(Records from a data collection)
╔══
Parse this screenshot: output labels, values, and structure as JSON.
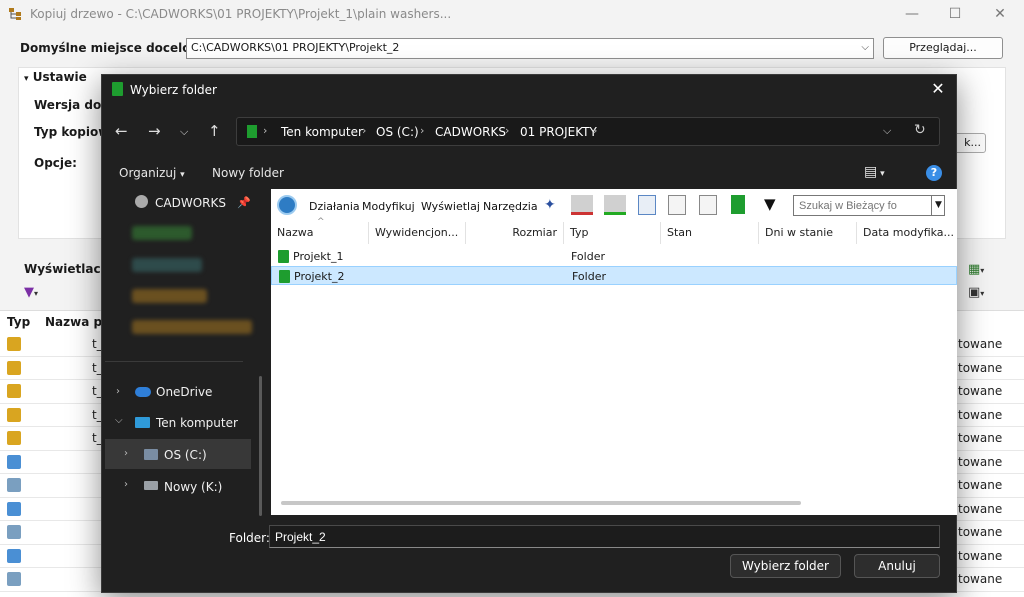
{
  "bg": {
    "title": "Kopiuj drzewo - C:\\CADWORKS\\01 PROJEKTY\\Projekt_1\\plain washers...",
    "dest_label": "Domyślne miejsce docelowe:",
    "dest_value": "C:\\CADWORKS\\01 PROJEKTY\\Projekt_2",
    "browse": "Przeglądaj...",
    "settings_header": "Ustawie",
    "wersja": "Wersja do uż",
    "typ_kopiowania": "Typ kopiowa",
    "opcje": "Opcje:",
    "peek_button": "k...",
    "filter_label": "Wyświetlacz filt",
    "col_typ": "Typ",
    "col_nazwa": "Nazwa plik",
    "rows": [
      {
        "text": "t_",
        "status": "towane"
      },
      {
        "text": "t_",
        "status": "towane"
      },
      {
        "text": "t_",
        "status": "towane"
      },
      {
        "text": "t_",
        "status": "towane"
      },
      {
        "text": "t_",
        "status": "towane"
      },
      {
        "text": "",
        "status": "towane"
      },
      {
        "text": "",
        "status": "towane"
      },
      {
        "text": "",
        "status": "towane"
      },
      {
        "text": "",
        "status": "towane"
      },
      {
        "text": "",
        "status": "towane"
      },
      {
        "text": "",
        "status": "towane"
      }
    ]
  },
  "dialog": {
    "title": "Wybierz folder",
    "address": {
      "segments": [
        "Ten komputer",
        "OS (C:)",
        "CADWORKS",
        "01 PROJEKTY"
      ]
    },
    "toolbar": {
      "organize": "Organizuj",
      "new_folder": "Nowy folder"
    },
    "nav": {
      "quick": "CADWORKS",
      "onedrive": "OneDrive",
      "this_pc": "Ten komputer",
      "os_c": "OS (C:)",
      "nowy_k": "Nowy (K:)"
    },
    "content_toolbar": {
      "dzialania": "Działania",
      "modyfikuj": "Modyfikuj",
      "wyswietlaj": "Wyświetlaj",
      "narzedzia": "Narzędzia",
      "search_placeholder": "Szukaj w Bieżący fo"
    },
    "columns": [
      "Nazwa",
      "Wywidencjon...",
      "Rozmiar",
      "Typ",
      "Stan",
      "Dni w stanie",
      "Data modyfika..."
    ],
    "rows": [
      {
        "name": "Projekt_1",
        "type": "Folder",
        "selected": false
      },
      {
        "name": "Projekt_2",
        "type": "Folder",
        "selected": true
      }
    ],
    "folder_label": "Folder:",
    "folder_value": "Projekt_2",
    "select_button": "Wybierz folder",
    "cancel_button": "Anuluj"
  },
  "colors": {
    "accent_folder": "#1e9d2f",
    "selection": "#cce8ff",
    "dialog_bg": "#202020"
  }
}
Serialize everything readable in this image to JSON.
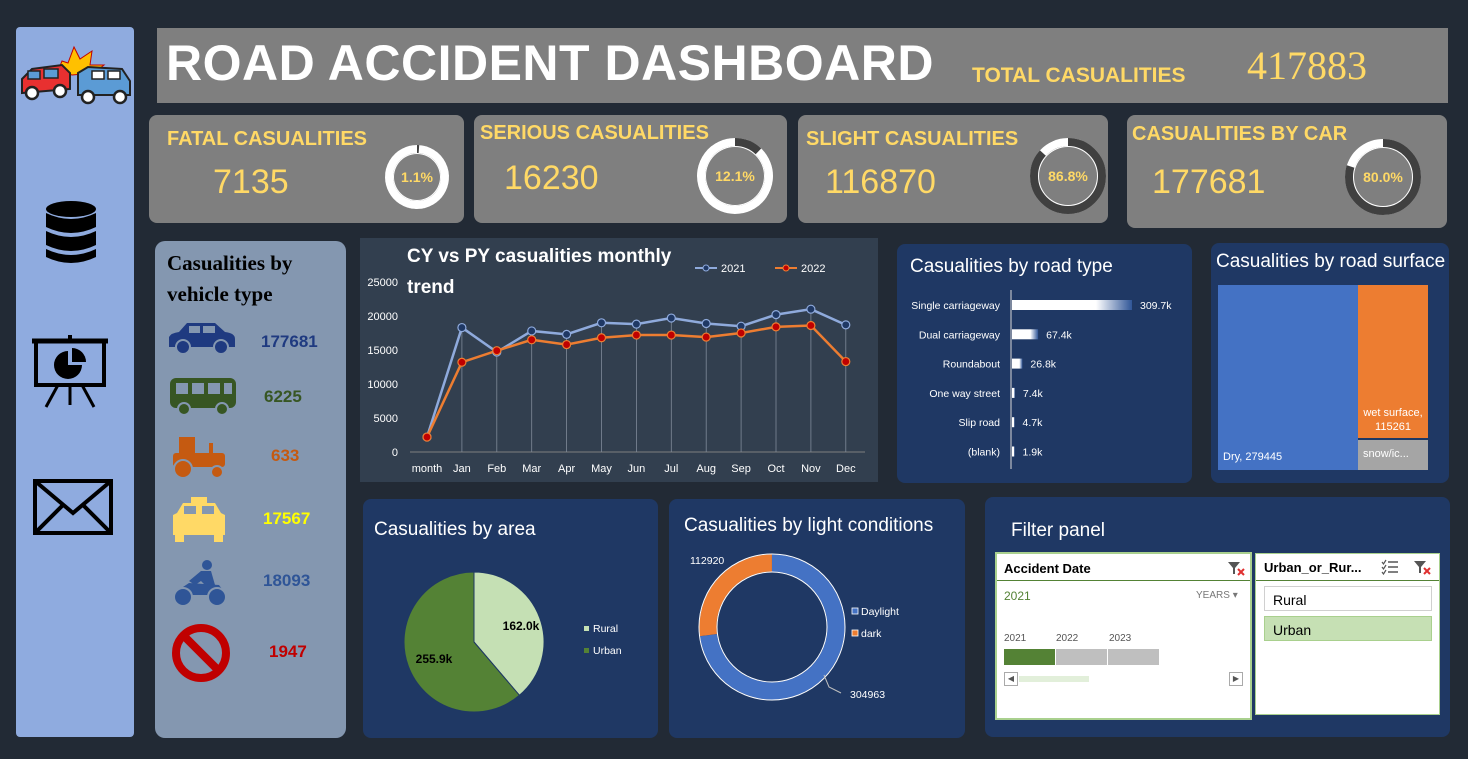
{
  "header": {
    "title": "ROAD ACCIDENT DASHBOARD",
    "total_label": "TOTAL CASUALITIES",
    "total_value": "417883"
  },
  "sidebar": {
    "icons": [
      "car-crash-icon",
      "database-icon",
      "presentation-icon",
      "mail-icon"
    ]
  },
  "kpis": [
    {
      "label": "FATAL CASUALITIES",
      "value": "7135",
      "pct": "1.1%",
      "fraction": 0.011
    },
    {
      "label": "SERIOUS CASUALITIES",
      "value": "16230",
      "pct": "12.1%",
      "fraction": 0.121
    },
    {
      "label": "SLIGHT CASUALITIES",
      "value": "116870",
      "pct": "86.8%",
      "fraction": 0.868
    },
    {
      "label": "CASUALITIES BY CAR",
      "value": "177681",
      "pct": "80.0%",
      "fraction": 0.8
    }
  ],
  "vehicle": {
    "title": "Casualities by vehicle type",
    "items": [
      {
        "icon": "car-icon",
        "value": "177681",
        "color": "#1f3a80"
      },
      {
        "icon": "bus-icon",
        "value": "6225",
        "color": "#375623"
      },
      {
        "icon": "tractor-icon",
        "value": "633",
        "color": "#c55a11"
      },
      {
        "icon": "taxi-icon",
        "value": "17567",
        "color": "#ffff00"
      },
      {
        "icon": "motorbike-icon",
        "value": "18093",
        "color": "#2f5597"
      },
      {
        "icon": "no-entry-icon",
        "value": "1947",
        "color": "#c00000"
      }
    ]
  },
  "chart_data": [
    {
      "type": "line",
      "title": "CY vs PY casualities monthly trend",
      "categories": [
        "month",
        "Jan",
        "Feb",
        "Mar",
        "Apr",
        "May",
        "Jun",
        "Jul",
        "Aug",
        "Sep",
        "Oct",
        "Nov",
        "Dec"
      ],
      "series": [
        {
          "name": "2021",
          "color": "#8faadc",
          "values": [
            2200,
            18300,
            14700,
            17800,
            17300,
            19000,
            18800,
            19700,
            18900,
            18500,
            20200,
            21000,
            18700
          ]
        },
        {
          "name": "2022",
          "color": "#ed7d31",
          "values": [
            2200,
            13200,
            14900,
            16500,
            15800,
            16800,
            17200,
            17200,
            16900,
            17500,
            18400,
            18600,
            13300
          ]
        }
      ],
      "ylim": [
        0,
        25000
      ],
      "yticks": [
        "0",
        "5000",
        "10000",
        "15000",
        "20000",
        "25000"
      ]
    },
    {
      "type": "bar",
      "title": "Casualities by road type",
      "categories": [
        "Single carriageway",
        "Dual carriageway",
        "Roundabout",
        "One way street",
        "Slip road",
        "(blank)"
      ],
      "values": [
        309.7,
        67.4,
        26.8,
        7.4,
        4.7,
        1.9
      ],
      "labels": [
        "309.7k",
        "67.4k",
        "26.8k",
        "7.4k",
        "4.7k",
        "1.9k"
      ]
    },
    {
      "type": "heatmap",
      "title": "Casualities by road surface",
      "items": [
        {
          "name": "Dry",
          "value": 279445,
          "label": "Dry, 279445",
          "color": "#4472c4"
        },
        {
          "name": "wet surface",
          "value": 115261,
          "label1": "wet surface,",
          "label2": "115261",
          "color": "#ed7d31"
        },
        {
          "name": "snow/ic...",
          "label": "snow/ic...",
          "color": "#a5a5a5"
        }
      ]
    },
    {
      "type": "pie",
      "title": "Casualities by area",
      "slices": [
        {
          "name": "Rural",
          "value": 162.0,
          "label": "162.0k",
          "color": "#c5e0b4"
        },
        {
          "name": "Urban",
          "value": 255.9,
          "label": "255.9k",
          "color": "#548235"
        }
      ]
    },
    {
      "type": "pie",
      "title": "Casualities by light conditions",
      "slices": [
        {
          "name": "Daylight",
          "value": 304963,
          "label": "304963",
          "color": "#4472c4"
        },
        {
          "name": "dark",
          "value": 112920,
          "label": "112920",
          "color": "#ed7d31"
        }
      ]
    }
  ],
  "filter": {
    "title": "Filter panel",
    "date": {
      "title": "Accident Date",
      "selected": "2021",
      "level": "YEARS",
      "years": [
        "2021",
        "2022",
        "2023"
      ]
    },
    "area": {
      "title": "Urban_or_Rur...",
      "options": [
        "Rural",
        "Urban"
      ],
      "selected": "Urban"
    }
  }
}
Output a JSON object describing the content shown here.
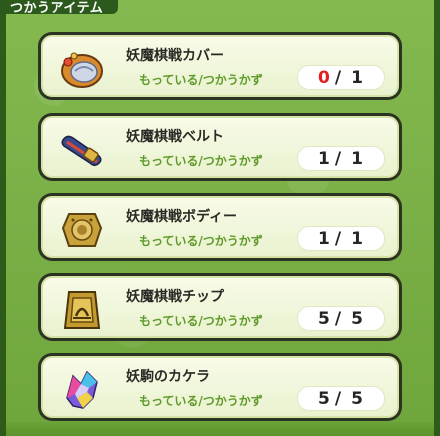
{
  "section": {
    "title": "つかうアイテム"
  },
  "items": [
    {
      "name": "妖魔棋戦カバー",
      "sub_label": "もっている/つかうかず",
      "have": "0",
      "slash": "/",
      "need": "1",
      "have_short": true,
      "icon": "cover-icon"
    },
    {
      "name": "妖魔棋戦ベルト",
      "sub_label": "もっている/つかうかず",
      "have": "1",
      "slash": "/",
      "need": "1",
      "have_short": false,
      "icon": "belt-icon"
    },
    {
      "name": "妖魔棋戦ボディー",
      "sub_label": "もっている/つかうかず",
      "have": "1",
      "slash": "/",
      "need": "1",
      "have_short": false,
      "icon": "body-icon"
    },
    {
      "name": "妖魔棋戦チップ",
      "sub_label": "もっている/つかうかず",
      "have": "5",
      "slash": "/",
      "need": "5",
      "have_short": false,
      "icon": "chip-icon"
    },
    {
      "name": "妖駒のカケラ",
      "sub_label": "もっている/つかうかず",
      "have": "5",
      "slash": "/",
      "need": "5",
      "have_short": false,
      "icon": "fragment-icon"
    }
  ],
  "colors": {
    "shortage": "#e01f1f",
    "sub_label": "#5f9a2a",
    "card_border": "#2b3322"
  }
}
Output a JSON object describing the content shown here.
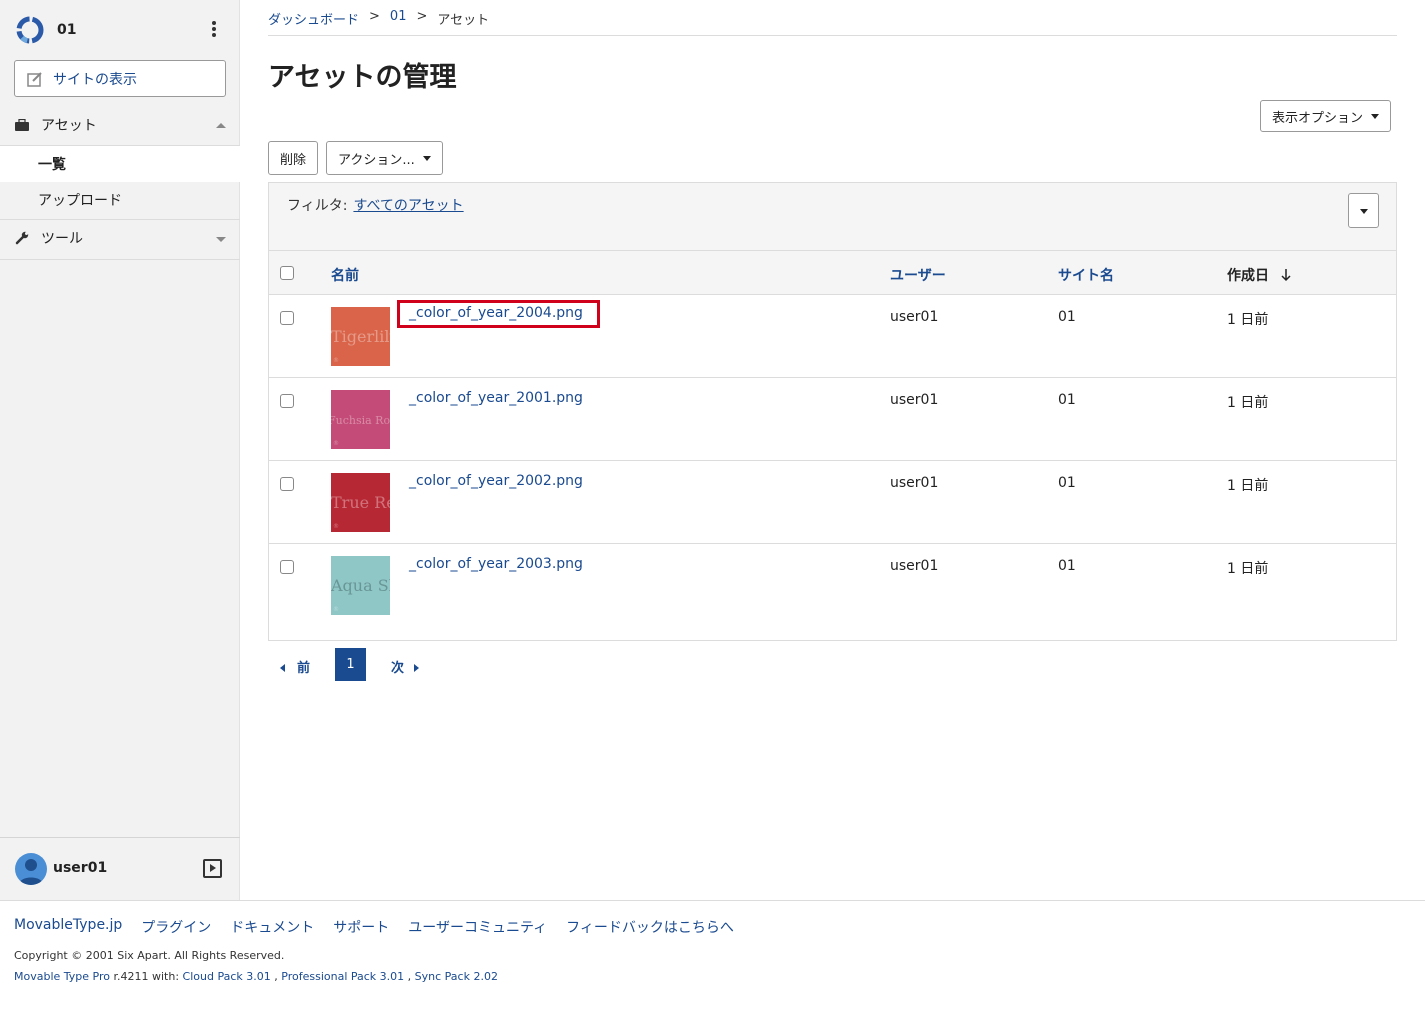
{
  "sidebar": {
    "site_name": "01",
    "view_site_label": "サイトの表示",
    "sections": [
      {
        "label": "アセット",
        "items": [
          {
            "label": "一覧"
          },
          {
            "label": "アップロード"
          }
        ]
      },
      {
        "label": "ツール"
      }
    ],
    "user": "user01"
  },
  "breadcrumb": [
    "ダッシュボード",
    ">",
    "01",
    ">",
    "アセット"
  ],
  "page_title": "アセットの管理",
  "toolbar": {
    "display_options_label": "表示オプション",
    "delete_label": "削除",
    "actions_label": "アクション..."
  },
  "filter": {
    "label": "フィルタ:",
    "value": "すべてのアセット"
  },
  "table": {
    "columns": [
      "名前",
      "ユーザー",
      "サイト名",
      "作成日"
    ],
    "rows": [
      {
        "name": "_color_of_year_2004.png",
        "thumb_text": "Tigerlily",
        "thumb_color": "#d9644a",
        "user": "user01",
        "site": "01",
        "date": "1 日前"
      },
      {
        "name": "_color_of_year_2001.png",
        "thumb_text": "Fuchsia Rose",
        "thumb_color": "#c44b77",
        "user": "user01",
        "site": "01",
        "date": "1 日前"
      },
      {
        "name": "_color_of_year_2002.png",
        "thumb_text": "True Red",
        "thumb_color": "#b72835",
        "user": "user01",
        "site": "01",
        "date": "1 日前"
      },
      {
        "name": "_color_of_year_2003.png",
        "thumb_text": "Aqua Sky",
        "thumb_color": "#8fc7c7",
        "user": "user01",
        "site": "01",
        "date": "1 日前"
      }
    ]
  },
  "pagination": {
    "prev": "前",
    "current": "1",
    "next": "次"
  },
  "footer": {
    "links": [
      "MovableType.jp",
      "プラグイン",
      "ドキュメント",
      "サポート",
      "ユーザーコミュニティ",
      "フィードバックはこちらへ"
    ],
    "copyright": "Copyright © 2001 Six Apart. All Rights Reserved.",
    "product": "Movable Type Pro",
    "version_text": " r.4211 with: ",
    "packs": [
      "Cloud Pack 3.01",
      "Professional Pack 3.01",
      "Sync Pack 2.02"
    ]
  },
  "colors": {
    "accent": "#1a4a8f",
    "highlight": "#d0021b",
    "sidebar_bg": "#f2f2f2"
  }
}
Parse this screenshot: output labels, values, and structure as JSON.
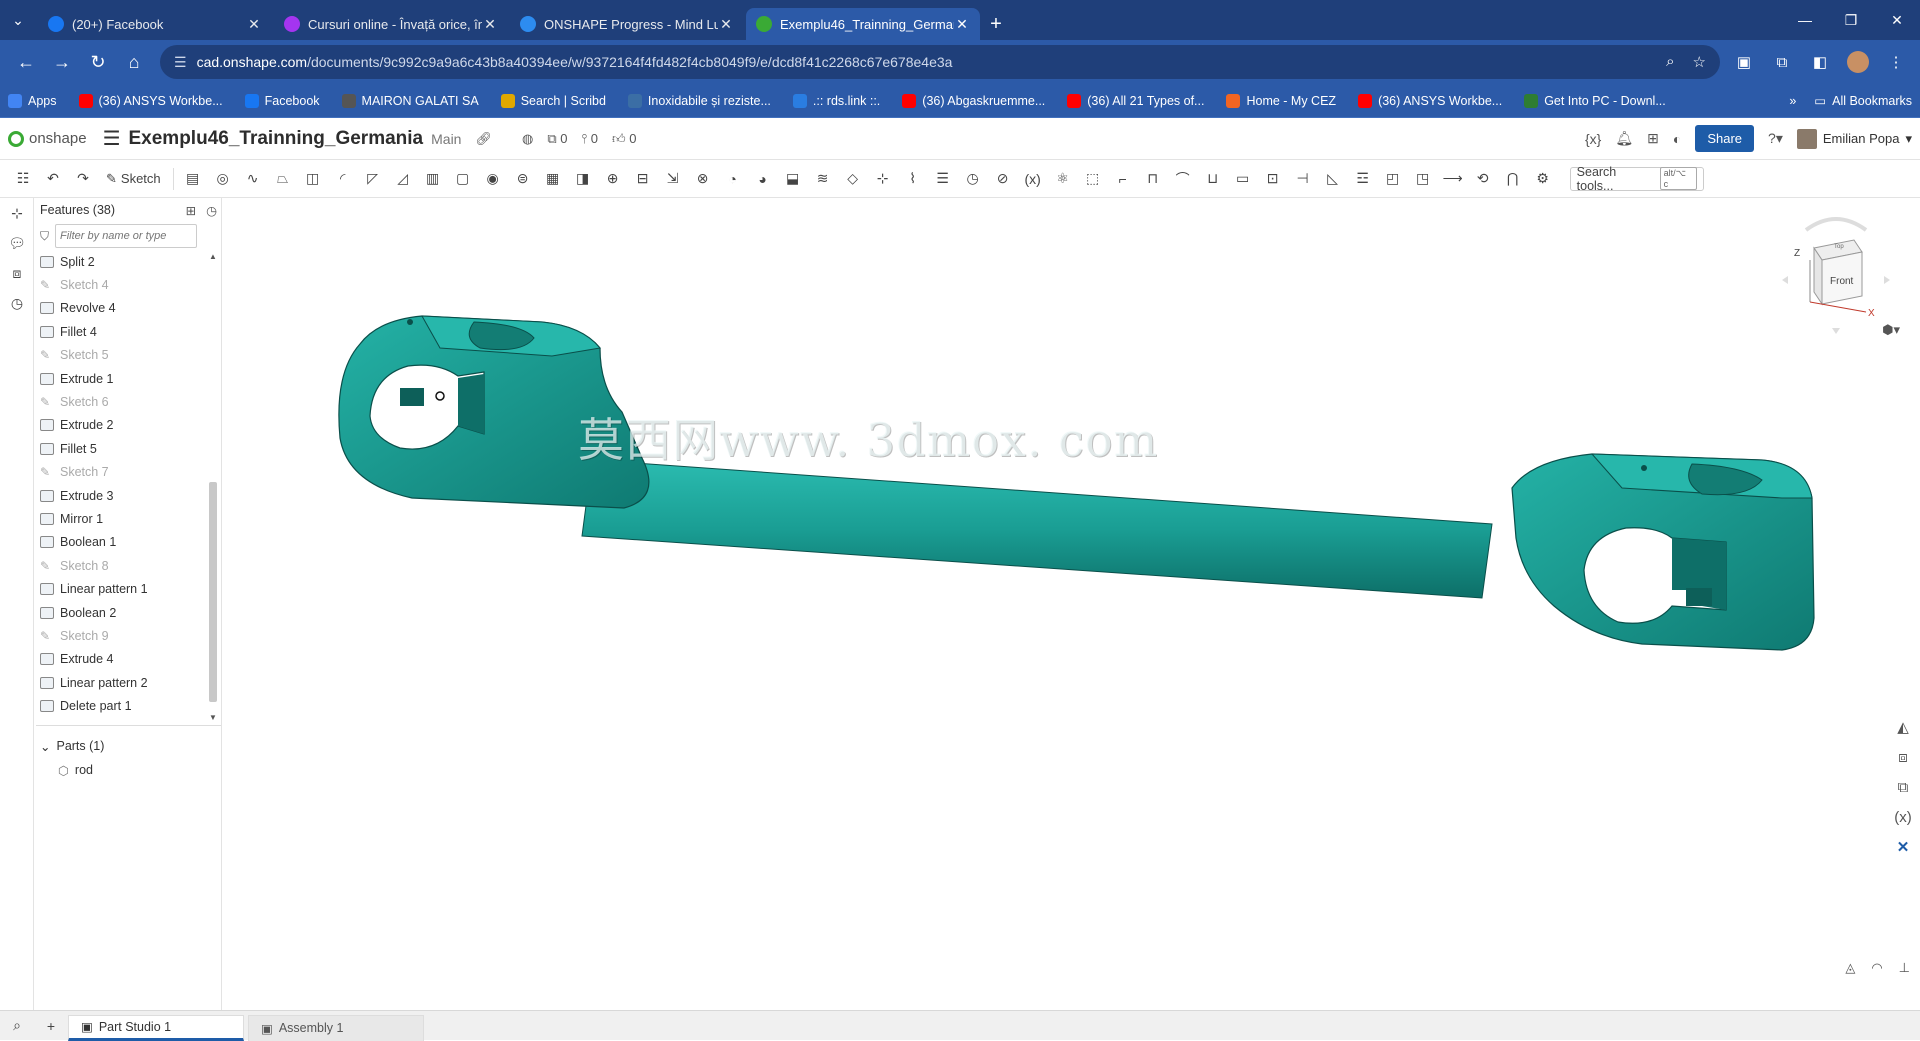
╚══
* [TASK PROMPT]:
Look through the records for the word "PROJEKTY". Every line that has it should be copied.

* [YOUR SOLUTION]:
    "title": "Kopiuj drzewo - C:\\CADWORKS\\01 PROJEKTY\\Projekt_1\\plain washers...",
    "dest_value": "C:\\CADWORKS\\01 PROJEKTY\\Projekt_2",
        "01 PROJEKTY"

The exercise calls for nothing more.